Ivy League Release

PRINCETON, N.J. – The Columbia men’s soccer team had five of its players and the coaching staff honored by the Ivy League today.

Junior Arthur Bosua earned Offensive Player of the Year, first-year Vana Markarian was named Rookie of the Year, and head coach Kevin Anderson and his staff picked up Coach of the Year honors.

Aside from the major awards, Bosua, along with Alex Bangerl and Andrew Tinari became first team All-Ivy League recipients, while Markarian and Dylan Castanheira found a spot on the All-Ivy League second team.

With a 4-0 victory over Cornell last Sunday, Columbia won its first Ivy League title since 1993, ending the season with a 13-3-1 record.

“The 2016 men’s soccer team truly had a 'team first' mentality," said Anderson. "Representing our program is a responsibility and a privilege that we all shared and honored. This accomplishment represents everyone's dedication and we are truly honored to bring it home and win the title in a game at Rocco B. Commisso Soccer Stadium!"

Bosua becomes the first Player of the Year at Columbia since Rikki Dadason won the award in 1993. This is the 11th time a Lion has won the award, which is the most in the Ivy League. The forward from Dix Hills, New York, netted eight goals and added four assists, including a hat trick and an assist in the conference-clinching win over Cornell. This is the second time in his career Bosua has been honored by the conference, as he was a first team All-Ivy League player a season ago.

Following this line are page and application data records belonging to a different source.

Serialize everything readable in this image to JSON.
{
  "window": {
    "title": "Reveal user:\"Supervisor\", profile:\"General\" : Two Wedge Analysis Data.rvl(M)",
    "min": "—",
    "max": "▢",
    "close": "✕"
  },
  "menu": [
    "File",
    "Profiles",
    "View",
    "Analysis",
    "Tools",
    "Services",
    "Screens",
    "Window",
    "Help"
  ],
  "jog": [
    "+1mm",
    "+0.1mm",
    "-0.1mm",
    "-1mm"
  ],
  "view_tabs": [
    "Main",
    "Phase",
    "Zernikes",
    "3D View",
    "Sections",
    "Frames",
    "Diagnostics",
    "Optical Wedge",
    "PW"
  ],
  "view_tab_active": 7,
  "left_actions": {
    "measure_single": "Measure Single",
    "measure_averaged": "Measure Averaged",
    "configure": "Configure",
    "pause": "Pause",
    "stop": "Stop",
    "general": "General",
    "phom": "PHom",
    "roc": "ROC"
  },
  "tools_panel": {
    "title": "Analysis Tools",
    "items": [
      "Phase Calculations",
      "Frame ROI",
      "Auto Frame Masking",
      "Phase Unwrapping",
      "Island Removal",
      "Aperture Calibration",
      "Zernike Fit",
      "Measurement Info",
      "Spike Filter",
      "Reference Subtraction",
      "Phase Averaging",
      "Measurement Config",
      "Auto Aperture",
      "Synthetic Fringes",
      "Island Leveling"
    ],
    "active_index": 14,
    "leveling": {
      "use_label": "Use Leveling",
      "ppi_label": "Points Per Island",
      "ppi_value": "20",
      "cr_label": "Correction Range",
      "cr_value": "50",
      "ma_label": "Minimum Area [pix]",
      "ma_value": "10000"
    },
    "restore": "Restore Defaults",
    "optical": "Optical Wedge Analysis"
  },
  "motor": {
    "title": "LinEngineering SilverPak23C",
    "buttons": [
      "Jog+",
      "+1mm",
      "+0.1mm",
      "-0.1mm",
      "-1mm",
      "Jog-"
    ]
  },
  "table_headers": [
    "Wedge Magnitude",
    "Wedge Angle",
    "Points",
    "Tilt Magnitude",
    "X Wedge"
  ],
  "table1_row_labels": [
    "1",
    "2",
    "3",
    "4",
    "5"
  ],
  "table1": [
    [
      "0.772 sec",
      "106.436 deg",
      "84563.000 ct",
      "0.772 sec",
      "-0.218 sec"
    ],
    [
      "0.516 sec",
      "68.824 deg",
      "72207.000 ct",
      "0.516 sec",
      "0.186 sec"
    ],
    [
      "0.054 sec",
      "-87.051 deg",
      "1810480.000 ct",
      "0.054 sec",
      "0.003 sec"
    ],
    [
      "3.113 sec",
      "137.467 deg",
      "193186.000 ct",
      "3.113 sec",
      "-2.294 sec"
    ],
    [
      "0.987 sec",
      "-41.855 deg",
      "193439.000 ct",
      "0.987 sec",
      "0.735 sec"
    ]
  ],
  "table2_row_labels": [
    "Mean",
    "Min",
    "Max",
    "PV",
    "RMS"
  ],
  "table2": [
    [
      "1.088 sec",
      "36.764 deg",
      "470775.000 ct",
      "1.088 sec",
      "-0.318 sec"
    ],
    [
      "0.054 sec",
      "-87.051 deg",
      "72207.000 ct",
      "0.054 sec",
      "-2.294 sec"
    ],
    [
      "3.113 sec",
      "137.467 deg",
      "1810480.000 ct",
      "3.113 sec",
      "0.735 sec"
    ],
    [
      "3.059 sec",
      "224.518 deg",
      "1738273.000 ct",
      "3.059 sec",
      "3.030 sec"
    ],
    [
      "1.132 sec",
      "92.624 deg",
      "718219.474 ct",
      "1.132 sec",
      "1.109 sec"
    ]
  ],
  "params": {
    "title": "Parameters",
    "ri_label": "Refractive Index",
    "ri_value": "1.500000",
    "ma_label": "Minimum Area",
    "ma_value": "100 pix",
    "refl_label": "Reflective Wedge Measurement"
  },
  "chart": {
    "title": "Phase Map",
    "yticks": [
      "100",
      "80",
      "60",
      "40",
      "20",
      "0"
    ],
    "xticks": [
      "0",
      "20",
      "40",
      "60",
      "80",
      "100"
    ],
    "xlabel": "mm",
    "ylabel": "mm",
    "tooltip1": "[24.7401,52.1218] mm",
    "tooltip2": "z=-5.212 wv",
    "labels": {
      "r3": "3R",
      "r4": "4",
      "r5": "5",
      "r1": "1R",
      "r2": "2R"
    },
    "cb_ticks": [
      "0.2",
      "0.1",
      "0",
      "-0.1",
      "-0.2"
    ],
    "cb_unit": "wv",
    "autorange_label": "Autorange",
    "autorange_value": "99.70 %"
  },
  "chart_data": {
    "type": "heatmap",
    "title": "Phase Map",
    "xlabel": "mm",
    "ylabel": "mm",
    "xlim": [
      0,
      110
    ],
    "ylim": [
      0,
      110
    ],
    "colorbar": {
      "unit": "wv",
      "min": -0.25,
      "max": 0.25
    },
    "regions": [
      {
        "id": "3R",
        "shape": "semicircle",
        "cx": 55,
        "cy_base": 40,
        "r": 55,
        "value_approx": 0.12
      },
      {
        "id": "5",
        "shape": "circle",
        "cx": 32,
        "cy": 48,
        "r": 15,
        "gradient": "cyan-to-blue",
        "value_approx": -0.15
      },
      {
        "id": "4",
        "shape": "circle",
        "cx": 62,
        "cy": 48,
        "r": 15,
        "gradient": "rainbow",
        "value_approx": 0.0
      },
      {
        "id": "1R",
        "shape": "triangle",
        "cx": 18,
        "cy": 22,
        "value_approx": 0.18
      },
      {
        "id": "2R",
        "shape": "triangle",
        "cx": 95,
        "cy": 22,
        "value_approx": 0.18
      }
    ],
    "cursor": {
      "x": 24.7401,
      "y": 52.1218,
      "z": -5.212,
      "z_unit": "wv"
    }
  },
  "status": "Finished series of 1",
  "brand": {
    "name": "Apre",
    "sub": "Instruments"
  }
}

Markarian is the first Ivy League Rookie of the Year for the Lions since Tinari earned the accolade his freshman season. The award gives the program a league-high nine overall recipients from Columbia, including three under Anderson with Henning Sauerbier collecting the award in 2010. On the season, the Ottawa native nailed game-winning goals against Central Connecticut and Princeton. Markarian was the second highest scoring rookie on the team with two scores, as classmate John Denis tallied four goals in 2016. Known for his possession skills in the defensive midfield, Markarian helped the Lions defense hold a league-low .71 goals against average.

Another impactful midfielder was Andrew Tinari, who was named a first team All-Ivy League player for the third time in his career. The Holbrook, New York, native knocked in a goal at Michigan State and also had two assists on the season. The program will miss their steady midfielder, as Tinari ends his career having appeared in 62 contests and starting in 55 of those matches.

A vital key to the Columbia back line, Bangerl helped his keepers in more ways than one. The center back registered three goals in 2016, including a brilliant bicycle kick at Brown that led to an important draw. Alongside Nike Azuma, Brendan Dennis, and Amit Shumowitz, the back line surrendered just 4.47 shots on goal per game. This is the second time the Pforzheim, Germany, native has been named to an All-Ivy League team, as he was an honorable mention pick a season ago.

One of two impressive goalies for Columbia this year, Dylan Castanheira ends the 2016 soccer season with one of the top outputs at goalkeeper in program history. The second team All-Ivy League selection is first in the NCAA in both goals against average (.290) and save percentage (.903). His save percentage mark eclipsed Gary Escher’s 1983 school record of .894. Castanheira went 9-1 with seven shutouts, as the back line helped the sophomore to not allow a goal in the final five contests. Along with the Landing, New Jersey, native, Zachary Adler finished the season fourth in the league in GAA (1.21) and third in save percentage (.791).